Changing the history and future of human genetics

An international group of leading geneticists has reviewed the incredible advances made in the previous 25 years of human medical genetics, and charts the field's future in the prestigious journal, Nature.

Among the review's recommendations are a call for increased diversity in the populations represented in genetic databases, to address the overrepresentation of people of western European descent. 

The review points to some exciting possibilities for using genetic information in the future. These include the ability to generate a 'risk score' based on a person's genome for diseases like heart disease and obesity arising from the interaction of hundreds of genes, allowing early and pro-active intervention. The work will also identify disease biomarkers, potential negative side effects of any treatment and improve drug development pipeline efficiency.

Clinical use of these powerful new genetic tools will be hugely improved by the growth of biobanks and the reducing cost of sequencing individual genomes. This will improve equitable access to emerging genetic insights into health across our communities.

The global consortium of authors from leading institutions in Australia, Germany, Switzerland, the UK & USA included Professor Kathryn North, director of the Murdoch Children's Research Institute (MCRI) in Melbourne.

Professor North said, "Continued advances in human genetic medicine are now going to come from massive international collaborations.

"We in the field are so excited by the potential for global genomics initiatives to bring a preventative perspective to health, by proactively managing genomic, clinical and lifestyle factors using risk scores, biomarker and biopsy combinations and wearable technologies. The future is likely to bring spectacular advances in new treatments for many diseases."

In the review, the group outlined the genetic discoveries and technological advances that have dramatically improved scientific understanding of both rare and common diseases, and driven development of novel preventative and therapeutic strategies.

Rare inherited diseases like Huntington's disease and cystic fibrosis are caused by inheriting a single mutated gene which causes disease from birth or soon after. Over the past 25 years, technological advances in gene sequencing technology have increased the number of identified disease-causing genes from just 250 to around 4000.

In contrast, common diseases arise from a complex interplay between many causes, both genetic and environmental. Genetic predisposition to disease arises from variations in tens or hundreds of genes, each with a small, subtle effect that when added together in the 'correct' combination result in disease. 

There are now around 70 000 such variations identified, contributing to diseases such as obesity, schizophrenia, depression and asthma. Additionally, other genes or environmental and lifestyle modifications can amplify or mitigate the effect of the genes conferring disease predisposition.

Crucially, the authors caution that continued genomic medicine research needs to continue within a bioethical framework. 

Professor North said, "We absolutely need to recognize the personal relevance of human genetics and the critical importance of autonomous consent and privacy protection, minimising the adverse consequences of genetic exceptionalism. All our research is conducted against a backdrop of strong governance and the responsible exchange of clinical and research data.

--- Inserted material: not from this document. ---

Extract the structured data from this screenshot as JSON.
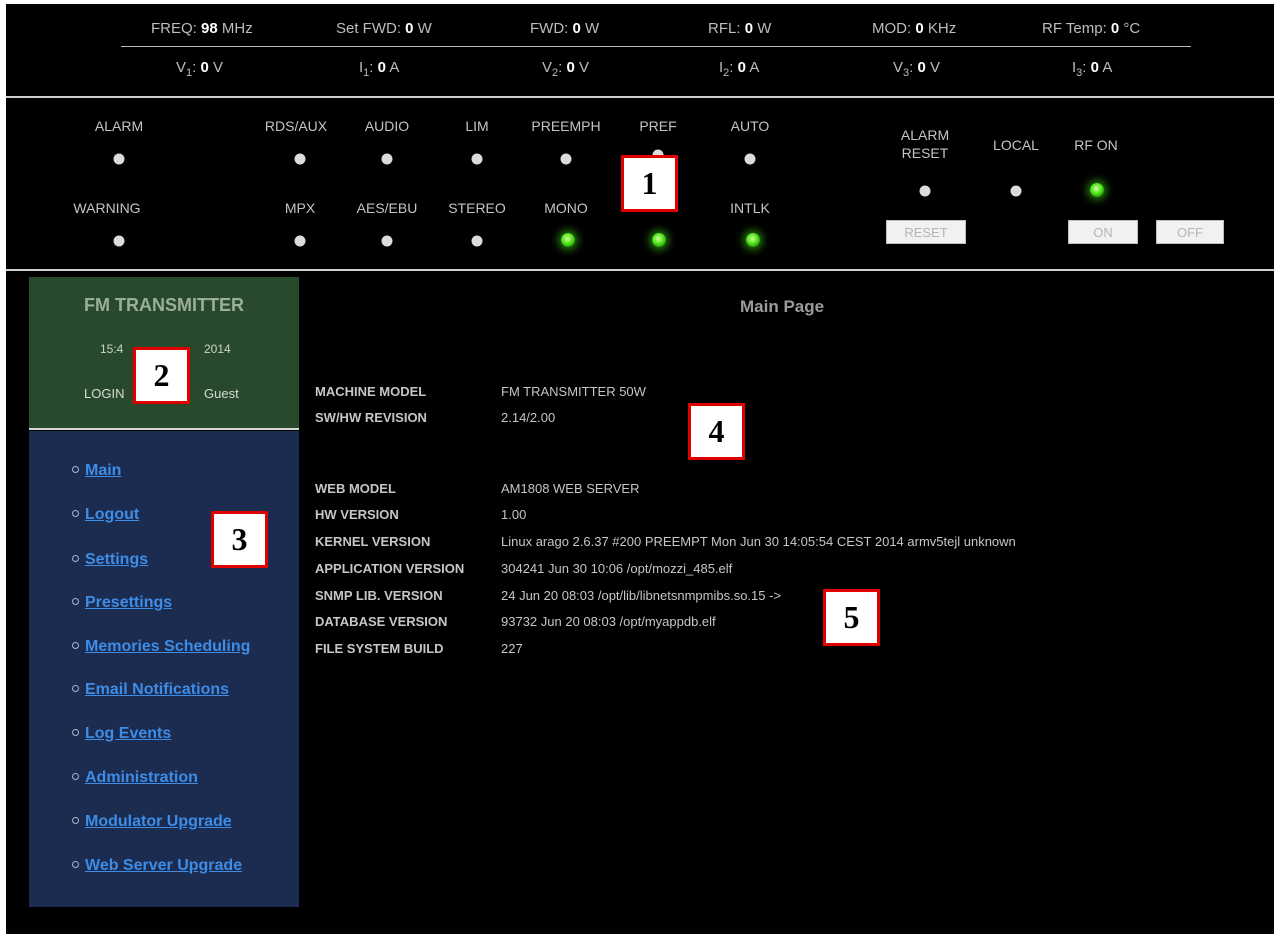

"Widening personal access to large-scale genetic and molecular data promises to reshape medical care and provide benefits to individuals and societies across the world."